Provided data:
========================================

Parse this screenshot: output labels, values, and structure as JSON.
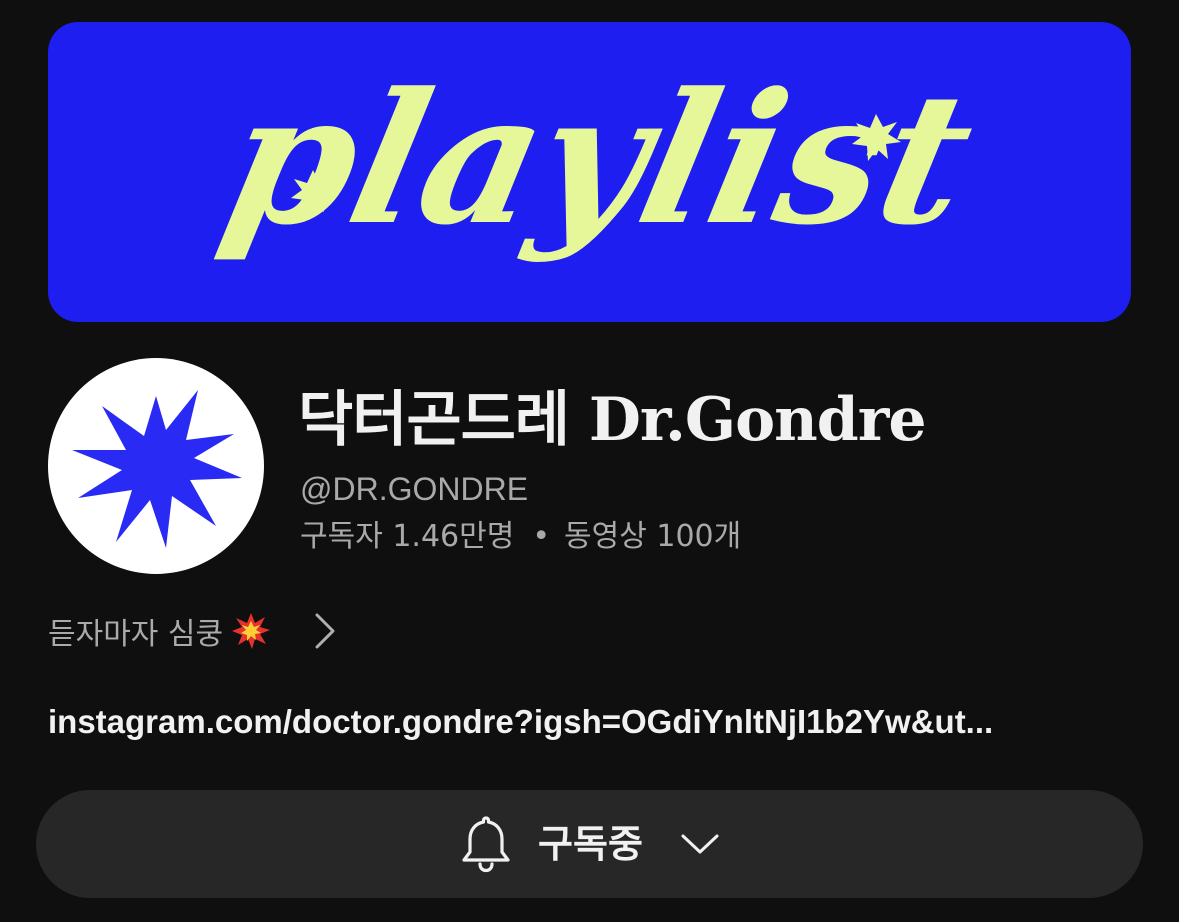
{
  "banner": {
    "word": "playlist",
    "background_color": "#1e1ef0",
    "ink_color": "#e6f79a"
  },
  "channel": {
    "name_korean": "닥터곤드레",
    "name_latin": "Dr.Gondre",
    "handle": "@DR.GONDRE",
    "subscribers_label": "구독자 1.46만명",
    "separator": "•",
    "videos_label": "동영상 100개",
    "avatar_icon": "starburst-icon",
    "avatar_color": "#2a2af5"
  },
  "description": {
    "text": "듣자마자 심쿵",
    "emoji_icon": "collision-icon",
    "more_icon": "chevron-right-icon"
  },
  "link": {
    "text": "instagram.com/doctor.gondre?igsh=OGdiYnltNjI1b2Yw&ut..."
  },
  "subscribe": {
    "label": "구독중",
    "bell_icon": "bell-icon",
    "dropdown_icon": "chevron-down-icon"
  }
}
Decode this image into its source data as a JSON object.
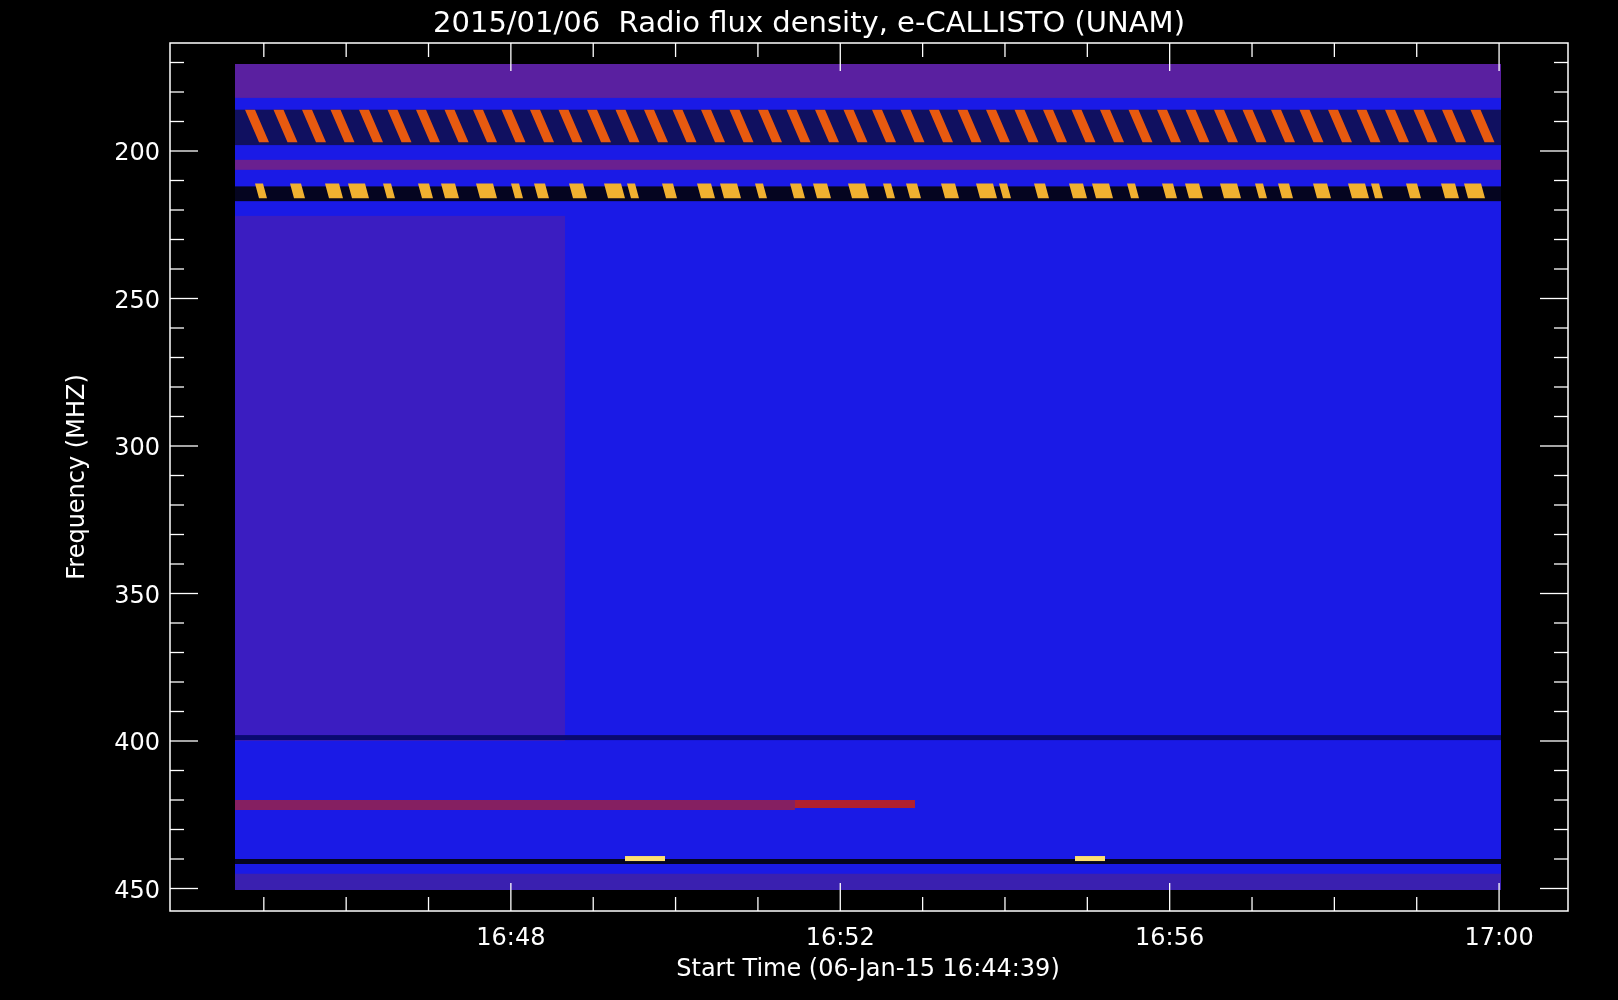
{
  "title": "2015/01/06  Radio flux density, e-CALLISTO (UNAM)",
  "y_axis": {
    "label": "Frequency (MHZ)",
    "ticks": [
      "200",
      "250",
      "300",
      "350",
      "400",
      "450"
    ]
  },
  "x_axis": {
    "label": "Start Time (06-Jan-15 16:44:39)",
    "ticks": [
      "16:48",
      "16:52",
      "16:56",
      "17:00"
    ]
  }
}
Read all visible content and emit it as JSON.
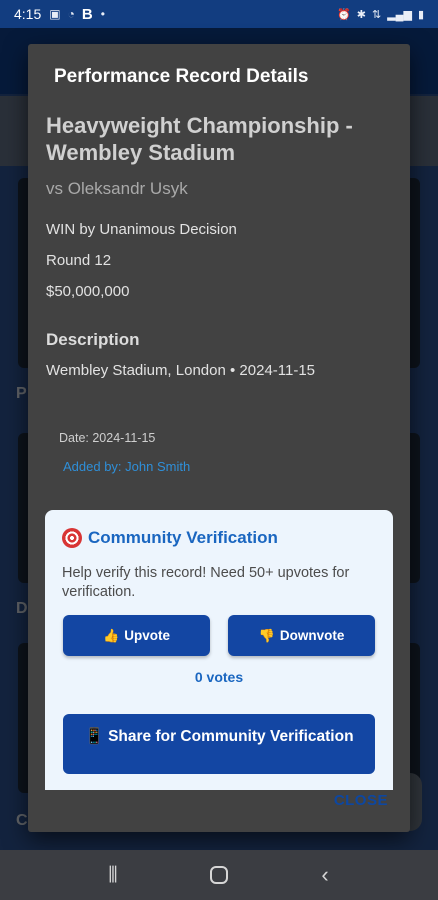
{
  "status_bar": {
    "time": "4:15",
    "left_icons": [
      "image-icon",
      "cast-icon"
    ],
    "b_label": "B",
    "dot": "•",
    "right_icons": [
      "alarm-icon",
      "bluetooth-icon",
      "lte-icon",
      "signal-icon",
      "battery-icon"
    ]
  },
  "dialog": {
    "title": "Performance Record Details",
    "record_title": "Heavyweight Championship - Wembley Stadium",
    "opponent": "vs Oleksandr Usyk",
    "result": "WIN by Unanimous Decision",
    "round": "Round 12",
    "purse": "$50,000,000",
    "description_heading": "Description",
    "description": "Wembley Stadium, London • 2024-11-15",
    "date_meta": "Date: 2024-11-15",
    "added_by": "Added by: John Smith",
    "verification": {
      "title": "Community Verification",
      "text": "Help verify this record! Need 50+ upvotes for verification.",
      "upvote_label": "Upvote",
      "downvote_label": "Downvote",
      "vote_count": "0 votes",
      "share_label": "Share for Community Verification"
    },
    "close_label": "CLOSE"
  },
  "background": {
    "partial_labels": [
      "P",
      "D",
      "C"
    ]
  },
  "colors": {
    "accent": "#1a66c0",
    "button": "#1346a3",
    "dialog_bg": "#424242"
  }
}
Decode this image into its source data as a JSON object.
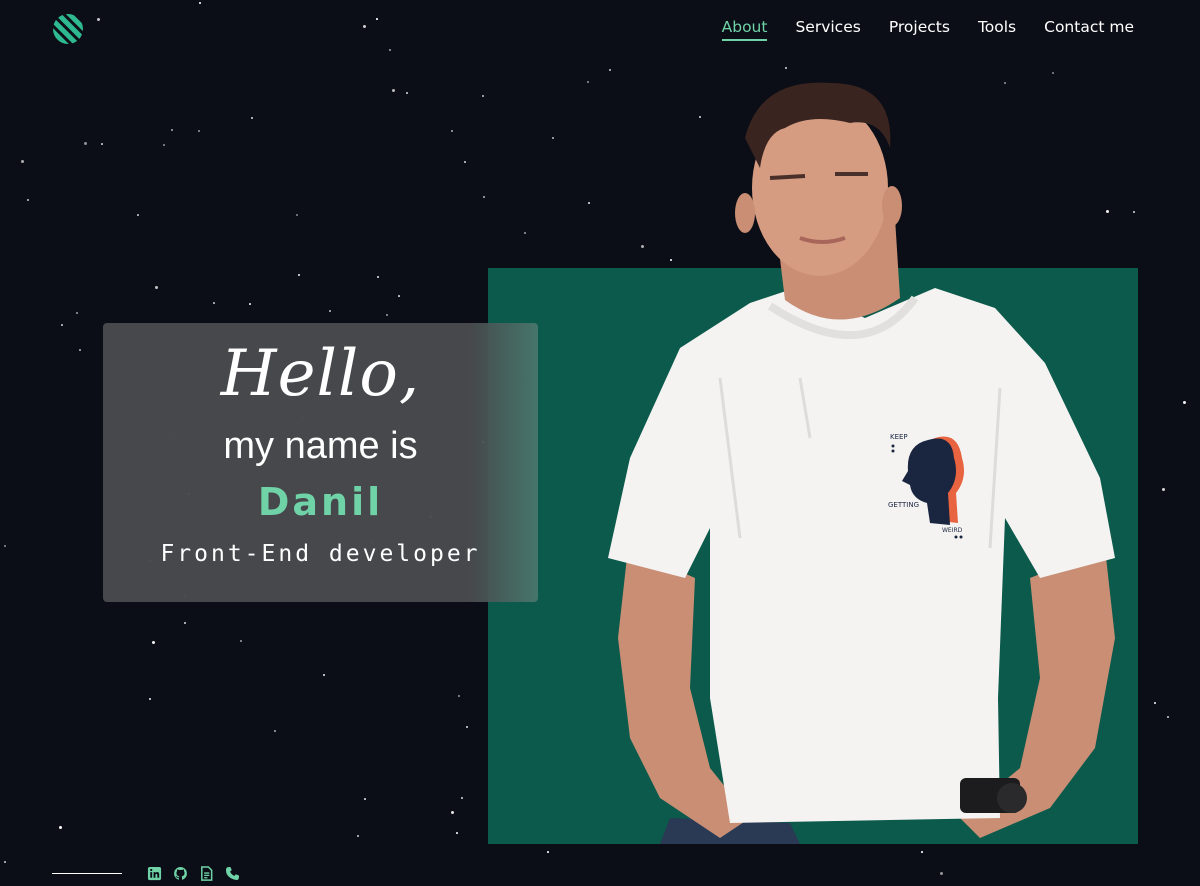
{
  "nav": {
    "items": [
      {
        "label": "About",
        "active": true
      },
      {
        "label": "Services",
        "active": false
      },
      {
        "label": "Projects",
        "active": false
      },
      {
        "label": "Tools",
        "active": false
      },
      {
        "label": "Contact me",
        "active": false
      }
    ]
  },
  "hero": {
    "greeting": "Hello,",
    "intro": "my name is",
    "name": "Danil",
    "role": "Front-End developer"
  },
  "photo": {
    "shirt_print_top": "KEEP",
    "shirt_print_mid": "GETTING",
    "shirt_print_bottom": "WEIRD"
  },
  "socials": [
    "linkedin-icon",
    "github-icon",
    "resume-icon",
    "phone-icon"
  ],
  "colors": {
    "background": "#0b0e16",
    "accent": "#6fd3a7",
    "photo_panel": "#0b5a4c",
    "card": "#484a4e"
  }
}
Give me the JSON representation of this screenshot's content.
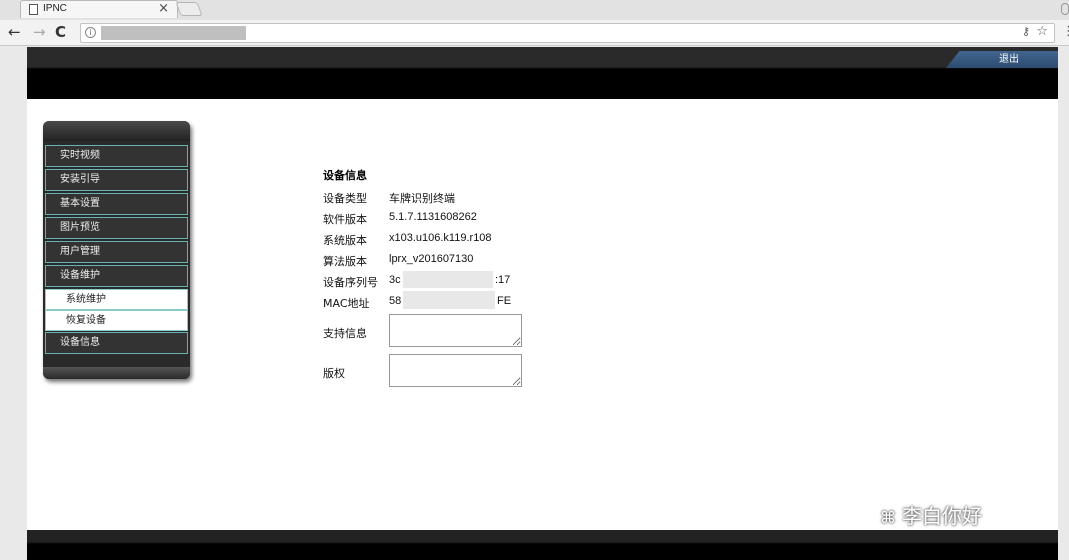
{
  "browser": {
    "tab_title": "IPNC",
    "tab_close": "×",
    "nav_back": "←",
    "nav_forward": "→",
    "nav_reload": "C",
    "info_glyph": "i",
    "key_glyph": "⚷",
    "star_glyph": "☆",
    "menu_glyph": "⋮"
  },
  "header": {
    "logout_label": "退出"
  },
  "sidebar": {
    "items": [
      {
        "label": "实时视频"
      },
      {
        "label": "安装引导"
      },
      {
        "label": "基本设置"
      },
      {
        "label": "图片预览"
      },
      {
        "label": "用户管理"
      },
      {
        "label": "设备维护"
      }
    ],
    "subitems": [
      {
        "label": "系统维护"
      },
      {
        "label": "恢复设备"
      }
    ],
    "last_item": {
      "label": "设备信息"
    }
  },
  "device_info": {
    "title": "设备信息",
    "rows": [
      {
        "label": "设备类型",
        "value": "车牌识别终端"
      },
      {
        "label": "软件版本",
        "value": "5.1.7.1131608262"
      },
      {
        "label": "系统版本",
        "value": "x103.u106.k119.r108"
      },
      {
        "label": "算法版本",
        "value": "lprx_v201607130"
      },
      {
        "label": "设备序列号",
        "value_prefix": "3c",
        "value_suffix": ":17"
      },
      {
        "label": "MAC地址",
        "value_prefix": "58",
        "value_suffix": "FE"
      }
    ],
    "support_label": "支持信息",
    "support_value": "",
    "copyright_label": "版权",
    "copyright_value": ""
  },
  "watermark": {
    "icon": "⌘",
    "text": "李白你好"
  }
}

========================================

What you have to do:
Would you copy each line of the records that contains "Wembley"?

Exercise answer:
    "record_title": "Heavyweight Championship - Wembley Stadium",
    "description": "Wembley Stadium, London • 2024-11-15",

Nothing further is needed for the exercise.